Angela Moore, a certified financial planner and founder of Modern Money Education, a platform that administers personal-finance courses for women, advises consumers to look for other budget items that can be scaled back to accommodate a higher natural-gas bill. She advises checking expenses humming in the background—subscriptions or a gym membership you aren’t using—that might pay for a bill increase if they were suspended for a few months.
“A lot of people just forget about some of these things because it’s so automated and we’re kind of like on autopilot,” says Ms. Moore.
Mr. Shandas acknowledges that for higher-income Americans, the natural-gas price increases will be a drop in the bucket.
Ms. Lusson at the National Consumer Law Center points to numerous federal programs that consumers can tap to receive assistance with utility bills if they meet the income requirements. One of the most well-known of these, the Low Income Home Energy Assistance Program, requires that recipients’ income doesn’t exceed 60% of their state’s median income.

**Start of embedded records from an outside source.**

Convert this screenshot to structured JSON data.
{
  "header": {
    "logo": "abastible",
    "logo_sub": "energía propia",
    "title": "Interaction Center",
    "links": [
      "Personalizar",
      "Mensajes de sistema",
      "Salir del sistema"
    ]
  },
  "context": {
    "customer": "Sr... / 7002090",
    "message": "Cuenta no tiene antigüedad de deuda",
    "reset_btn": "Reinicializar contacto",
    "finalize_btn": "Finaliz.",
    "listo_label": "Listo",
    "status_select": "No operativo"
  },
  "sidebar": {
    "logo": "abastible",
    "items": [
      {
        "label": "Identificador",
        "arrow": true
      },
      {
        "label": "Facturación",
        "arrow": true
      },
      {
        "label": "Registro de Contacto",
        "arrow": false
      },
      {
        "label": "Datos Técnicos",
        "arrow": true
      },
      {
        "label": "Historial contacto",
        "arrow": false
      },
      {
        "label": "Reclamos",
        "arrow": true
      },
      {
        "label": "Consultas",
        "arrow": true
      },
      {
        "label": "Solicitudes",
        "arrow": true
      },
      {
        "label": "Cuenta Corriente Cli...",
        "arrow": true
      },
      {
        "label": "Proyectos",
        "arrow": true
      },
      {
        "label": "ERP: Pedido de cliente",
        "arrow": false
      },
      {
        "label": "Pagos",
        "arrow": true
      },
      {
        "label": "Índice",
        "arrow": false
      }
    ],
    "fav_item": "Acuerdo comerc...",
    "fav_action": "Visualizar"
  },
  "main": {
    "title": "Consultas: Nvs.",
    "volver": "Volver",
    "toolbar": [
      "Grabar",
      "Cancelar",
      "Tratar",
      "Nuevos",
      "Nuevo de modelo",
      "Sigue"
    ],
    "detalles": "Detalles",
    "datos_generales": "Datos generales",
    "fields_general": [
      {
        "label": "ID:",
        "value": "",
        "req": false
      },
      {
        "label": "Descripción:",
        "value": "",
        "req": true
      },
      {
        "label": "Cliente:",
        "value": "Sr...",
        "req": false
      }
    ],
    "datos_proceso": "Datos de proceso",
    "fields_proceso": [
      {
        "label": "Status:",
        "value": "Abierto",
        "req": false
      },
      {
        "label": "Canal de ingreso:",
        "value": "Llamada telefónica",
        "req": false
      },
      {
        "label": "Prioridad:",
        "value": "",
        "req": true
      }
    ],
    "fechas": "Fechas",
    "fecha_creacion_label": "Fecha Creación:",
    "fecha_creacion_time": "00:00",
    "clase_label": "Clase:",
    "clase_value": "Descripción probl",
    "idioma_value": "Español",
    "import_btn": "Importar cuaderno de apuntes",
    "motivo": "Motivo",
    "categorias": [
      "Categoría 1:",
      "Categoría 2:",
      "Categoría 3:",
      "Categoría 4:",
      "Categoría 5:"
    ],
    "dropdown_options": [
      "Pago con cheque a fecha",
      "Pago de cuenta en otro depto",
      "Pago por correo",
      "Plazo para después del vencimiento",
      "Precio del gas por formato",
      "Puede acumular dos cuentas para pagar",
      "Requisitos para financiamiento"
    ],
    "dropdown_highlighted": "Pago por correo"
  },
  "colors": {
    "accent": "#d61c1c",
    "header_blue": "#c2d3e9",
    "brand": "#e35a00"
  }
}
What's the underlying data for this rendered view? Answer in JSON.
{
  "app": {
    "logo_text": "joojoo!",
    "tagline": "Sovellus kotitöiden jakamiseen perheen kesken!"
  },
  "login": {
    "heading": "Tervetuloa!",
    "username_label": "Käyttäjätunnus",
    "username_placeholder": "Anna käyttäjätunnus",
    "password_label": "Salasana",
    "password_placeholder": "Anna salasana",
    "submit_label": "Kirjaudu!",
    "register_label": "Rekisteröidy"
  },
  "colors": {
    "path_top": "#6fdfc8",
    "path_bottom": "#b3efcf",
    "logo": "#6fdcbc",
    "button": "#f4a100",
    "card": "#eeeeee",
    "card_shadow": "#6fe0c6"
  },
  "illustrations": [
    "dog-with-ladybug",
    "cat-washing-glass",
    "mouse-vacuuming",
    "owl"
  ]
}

In addition, some states have discounted-rate programs such as a percentage-of-income payment plan, says Ms. Lusson. That program can keep bills affordable and forgive past-due amounts if the applicant pays the discounted rate on time for a year.
Consumers should visit their local community-action committees, she says, for information on programs for which they might qualify. “So many people who weren’t low-income before became low-income during Covid,” she says.